Exercises to maximize the Serratus Anterior (SA) to Upper Trapezius (UT) Ratio
To simplify: SA = good, UT = bad. Basically, activation of the SA moves the scapula out of the way of the humerus while too much or too early activation of the UT tends to
pushup plus retracted
anteriorly tilt the scapula and decrease the space for humeral movement. Ann Cools has done extensive work in this area. Here is a taste of her findings and recommendations. You may want to consider using the exercises when you have a little scapular dyskinesis on your hands – you may see some medial border prominence of the scap, some winging during arm elevation and the scap can get a little jiggy with arm raising and lowering. (more…)
Attached is a basic exercise protocol as part of a large physiotherapy regime I might use for someone with some lower extremity dysfunction. Many of these exercises would be used for non specific knee pain (PFPS, ITB syndrome). The nordic hamstring exercise could be skipped but should certainly be used for anyone with posterior chain weakness/dysfunction. I use that ol’ nebulous word ‘dysfunction’ when something is wrong (e.g. pain) but I’m not willing to commit to some BS therapist jargon about the cause of the problem. You could put in the same room 5 great therapists (physiotherapists, chiropractors, massage therapists, sport med docs) who could all get someone better but they would each explain the problem completely different and often contradict each other.

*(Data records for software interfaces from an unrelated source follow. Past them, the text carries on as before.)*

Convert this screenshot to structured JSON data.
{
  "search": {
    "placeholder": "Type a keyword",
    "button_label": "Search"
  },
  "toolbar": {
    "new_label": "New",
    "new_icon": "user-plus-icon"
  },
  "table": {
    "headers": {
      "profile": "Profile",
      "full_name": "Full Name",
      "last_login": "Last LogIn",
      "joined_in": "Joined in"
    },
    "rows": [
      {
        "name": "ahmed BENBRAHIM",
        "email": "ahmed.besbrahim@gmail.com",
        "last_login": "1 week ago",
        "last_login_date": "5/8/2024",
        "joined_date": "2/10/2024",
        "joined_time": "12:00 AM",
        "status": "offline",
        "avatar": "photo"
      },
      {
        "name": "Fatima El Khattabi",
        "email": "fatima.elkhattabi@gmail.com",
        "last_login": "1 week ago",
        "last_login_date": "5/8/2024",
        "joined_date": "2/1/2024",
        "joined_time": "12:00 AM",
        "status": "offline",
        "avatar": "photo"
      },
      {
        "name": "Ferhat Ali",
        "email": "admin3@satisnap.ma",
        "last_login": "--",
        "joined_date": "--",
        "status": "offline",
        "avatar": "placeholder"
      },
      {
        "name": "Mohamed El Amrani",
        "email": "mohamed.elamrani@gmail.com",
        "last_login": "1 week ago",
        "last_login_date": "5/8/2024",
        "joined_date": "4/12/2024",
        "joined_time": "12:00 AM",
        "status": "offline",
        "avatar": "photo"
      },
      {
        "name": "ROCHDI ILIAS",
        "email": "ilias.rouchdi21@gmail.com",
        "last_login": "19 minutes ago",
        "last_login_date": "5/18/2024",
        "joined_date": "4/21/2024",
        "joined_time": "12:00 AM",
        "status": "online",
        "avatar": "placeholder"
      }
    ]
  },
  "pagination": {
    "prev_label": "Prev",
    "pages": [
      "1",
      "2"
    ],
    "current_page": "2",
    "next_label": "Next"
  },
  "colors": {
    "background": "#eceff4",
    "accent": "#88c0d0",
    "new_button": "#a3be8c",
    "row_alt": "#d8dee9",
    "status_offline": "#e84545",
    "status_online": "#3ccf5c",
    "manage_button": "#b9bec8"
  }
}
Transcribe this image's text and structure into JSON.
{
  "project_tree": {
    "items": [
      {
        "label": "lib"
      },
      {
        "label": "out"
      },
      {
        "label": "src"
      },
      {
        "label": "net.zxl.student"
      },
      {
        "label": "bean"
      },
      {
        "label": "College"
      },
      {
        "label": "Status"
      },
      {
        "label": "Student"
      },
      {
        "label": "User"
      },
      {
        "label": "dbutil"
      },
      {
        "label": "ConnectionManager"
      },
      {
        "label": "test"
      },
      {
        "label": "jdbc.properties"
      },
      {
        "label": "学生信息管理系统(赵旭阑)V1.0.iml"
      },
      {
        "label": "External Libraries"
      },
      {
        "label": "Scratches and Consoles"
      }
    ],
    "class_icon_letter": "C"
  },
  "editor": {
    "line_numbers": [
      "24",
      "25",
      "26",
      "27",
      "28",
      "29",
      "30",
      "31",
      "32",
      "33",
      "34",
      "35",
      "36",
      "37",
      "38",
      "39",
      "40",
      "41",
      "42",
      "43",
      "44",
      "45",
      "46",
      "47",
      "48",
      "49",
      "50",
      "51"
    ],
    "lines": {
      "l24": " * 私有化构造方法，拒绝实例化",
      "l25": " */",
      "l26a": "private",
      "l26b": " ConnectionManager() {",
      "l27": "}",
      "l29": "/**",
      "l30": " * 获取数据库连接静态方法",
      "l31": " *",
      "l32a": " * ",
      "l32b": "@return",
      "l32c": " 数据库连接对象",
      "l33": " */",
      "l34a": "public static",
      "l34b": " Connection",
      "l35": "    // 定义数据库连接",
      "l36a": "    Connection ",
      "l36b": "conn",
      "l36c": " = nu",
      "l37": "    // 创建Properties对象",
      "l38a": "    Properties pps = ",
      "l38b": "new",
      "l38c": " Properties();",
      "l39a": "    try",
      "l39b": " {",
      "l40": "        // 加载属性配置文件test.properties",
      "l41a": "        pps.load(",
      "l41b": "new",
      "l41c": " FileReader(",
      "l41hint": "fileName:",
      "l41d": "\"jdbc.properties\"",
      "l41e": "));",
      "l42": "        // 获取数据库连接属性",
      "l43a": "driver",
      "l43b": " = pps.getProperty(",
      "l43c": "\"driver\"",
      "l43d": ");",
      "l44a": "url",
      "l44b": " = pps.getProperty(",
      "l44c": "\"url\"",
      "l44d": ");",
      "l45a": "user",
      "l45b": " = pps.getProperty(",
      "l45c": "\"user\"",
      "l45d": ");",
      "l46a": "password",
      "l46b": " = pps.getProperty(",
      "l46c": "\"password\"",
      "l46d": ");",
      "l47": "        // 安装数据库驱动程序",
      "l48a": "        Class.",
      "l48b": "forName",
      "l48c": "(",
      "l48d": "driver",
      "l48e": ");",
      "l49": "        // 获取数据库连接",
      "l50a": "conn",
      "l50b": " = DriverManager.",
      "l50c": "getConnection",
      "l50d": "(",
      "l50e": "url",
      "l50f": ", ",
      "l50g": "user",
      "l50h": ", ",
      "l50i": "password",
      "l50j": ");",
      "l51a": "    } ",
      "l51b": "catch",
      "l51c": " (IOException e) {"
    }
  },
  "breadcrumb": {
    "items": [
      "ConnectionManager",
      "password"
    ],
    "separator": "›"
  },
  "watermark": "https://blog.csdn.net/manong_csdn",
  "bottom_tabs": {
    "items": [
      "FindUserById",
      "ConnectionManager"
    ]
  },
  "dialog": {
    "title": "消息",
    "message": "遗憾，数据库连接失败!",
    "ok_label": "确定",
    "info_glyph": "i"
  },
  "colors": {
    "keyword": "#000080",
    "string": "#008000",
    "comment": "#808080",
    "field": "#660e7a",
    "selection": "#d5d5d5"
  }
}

So, I use the general word dysfunction. (more…)
Format: Patient Handouts
Topic: Trunk, hip and knee motor control exercises to improve control of knee position
This post is a handout that I give to patients. As with all exercises they should be done under some supervision (physiotherapist, personal trainer, chiropractor) and always with a health professionals guidance. In no way are these exercises stand alone. They should be tailored to each patient’s needs and progressed or modified accordingly.
Audience: Health professionals
I used to be a researcher (exercise biomechanics, physiotherapy, chiropractic) – one of my goals was to quantify how hard muscles worked during different exercises. This was important for determining which exercises may be best for targeting a certain muscle or determining how modifications to exercises (e.g. doing it barefoot or on a wobbly surface – for a simple paper look here) changed the targeted muscles response.
I used surface EMG which quantifies the electrical activity of that portion of a muscle that was under the electrodes. Surface EMG is messy and you are required to process the crap out of it to get something meaningful. (more…)
Intended Audience: anyone who has not already been doing this for years
OK, OK. There is not just one perfect exercise for everyone. But this one comes close and for reasons you don’t expect. The side bridge is an exercise that is typically thrown into the category of the “core” and people think it is just done as a replacement for oblique ab crunches. While yes, it is a great replacement for that exercise it provides so much more. (more…)